[Information shown]

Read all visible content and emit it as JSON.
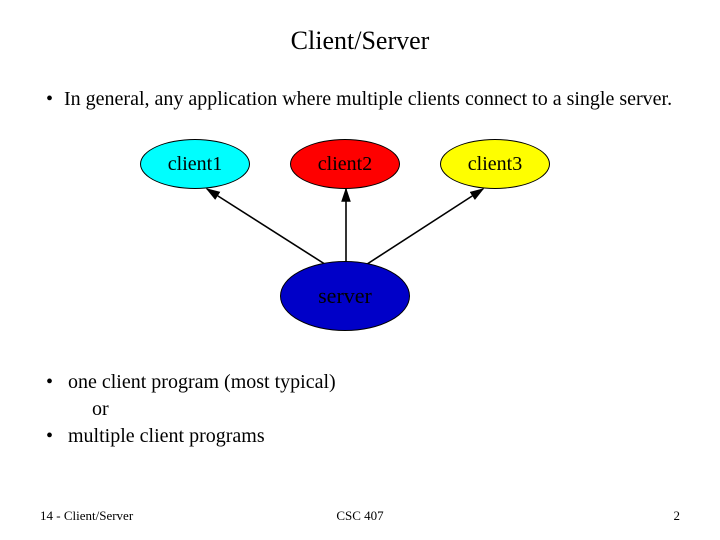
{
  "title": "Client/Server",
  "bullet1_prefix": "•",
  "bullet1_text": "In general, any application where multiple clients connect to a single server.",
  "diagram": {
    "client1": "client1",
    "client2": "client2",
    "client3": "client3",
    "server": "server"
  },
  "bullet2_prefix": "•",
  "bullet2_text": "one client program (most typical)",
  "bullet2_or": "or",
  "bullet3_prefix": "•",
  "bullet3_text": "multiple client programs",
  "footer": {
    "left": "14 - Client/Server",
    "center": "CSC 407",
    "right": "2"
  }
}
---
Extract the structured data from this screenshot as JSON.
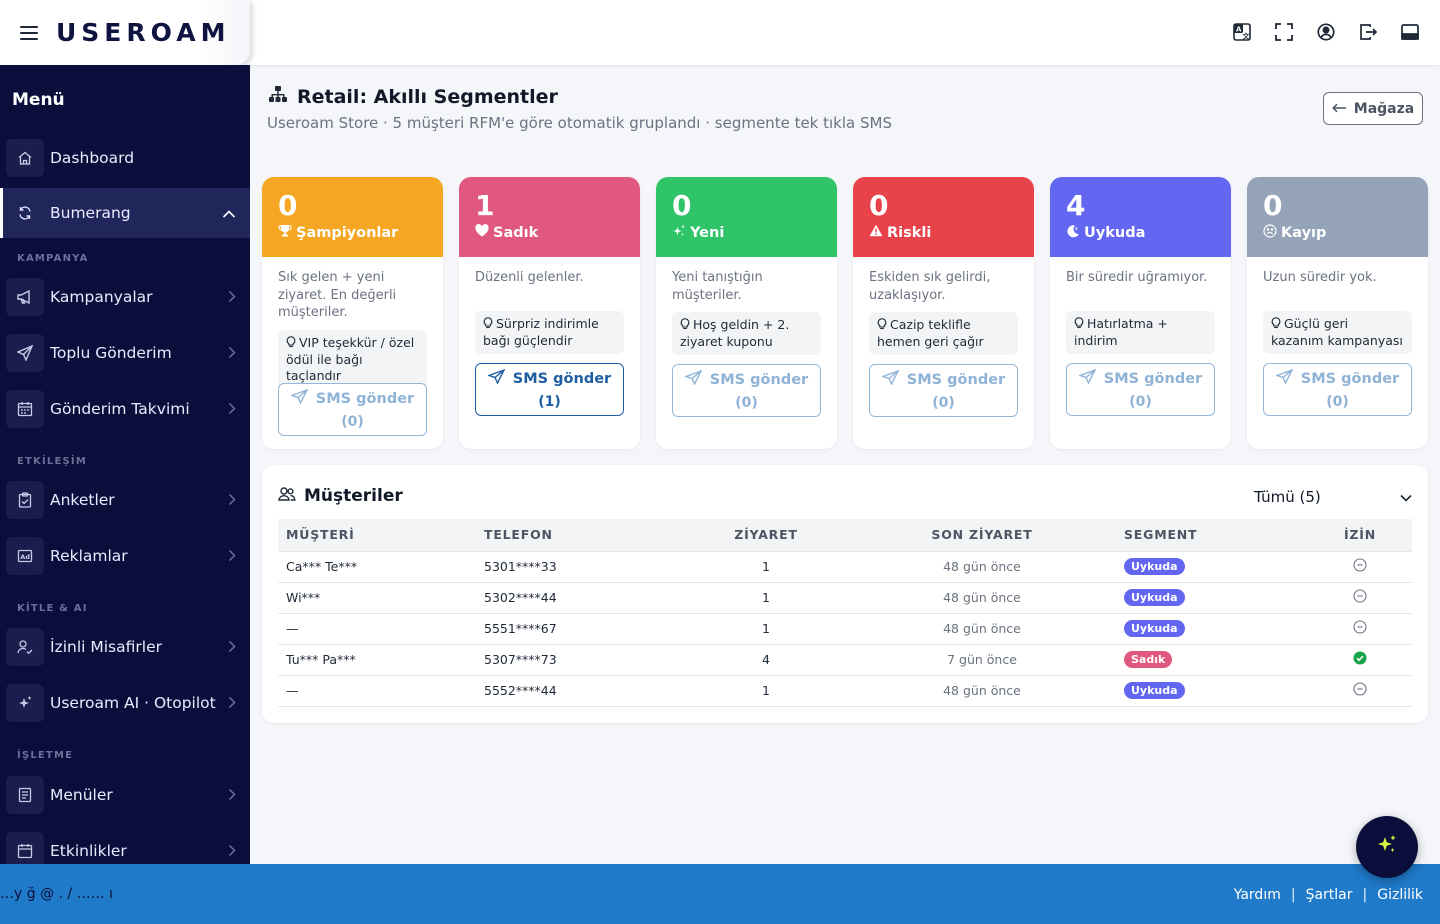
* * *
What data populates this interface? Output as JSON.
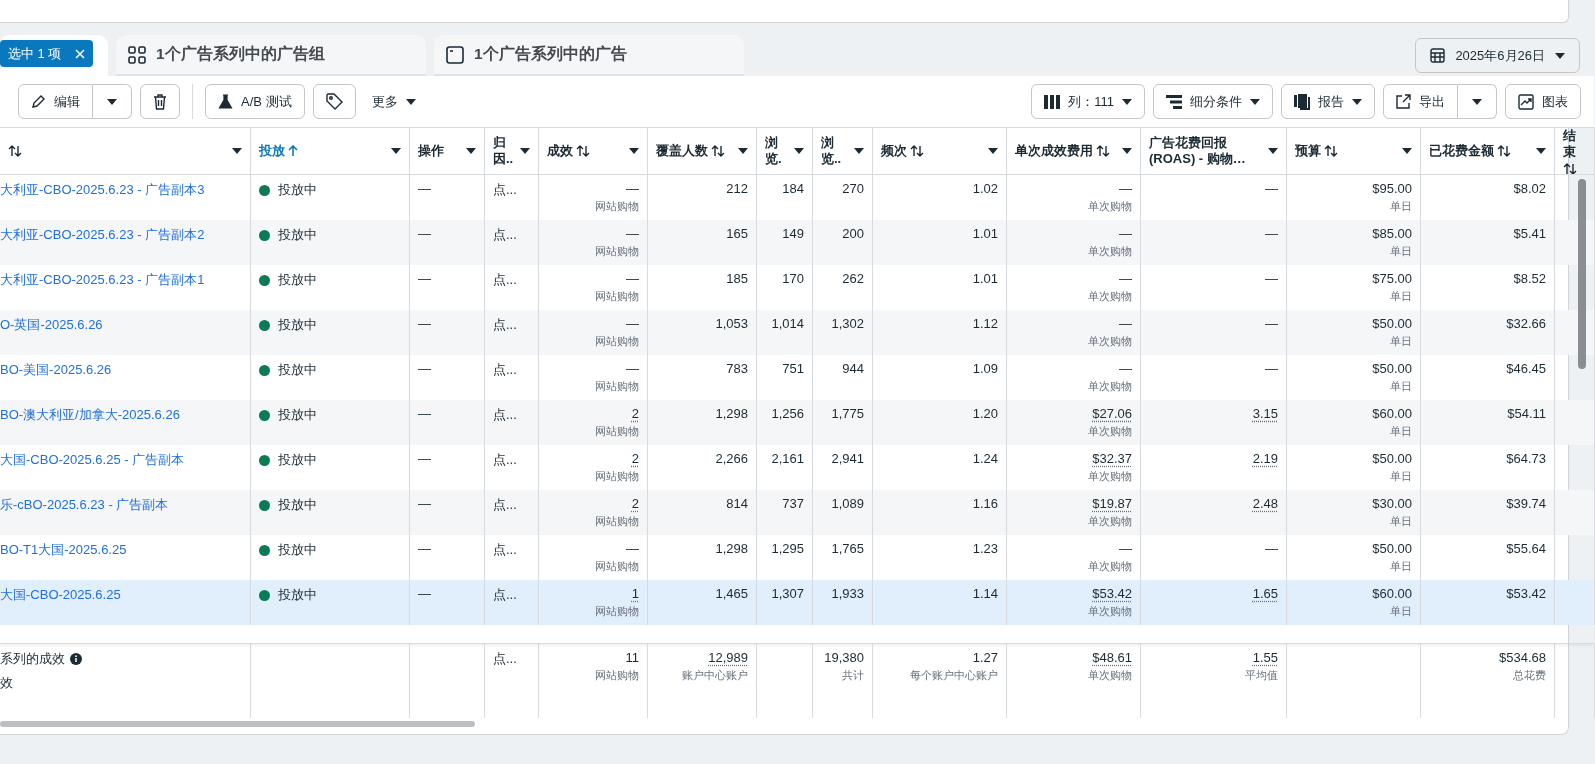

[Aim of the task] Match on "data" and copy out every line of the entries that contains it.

[Result of the task]
Extract the structured data from this screenshot as JSON.
What data populates this interface? Output as JSON.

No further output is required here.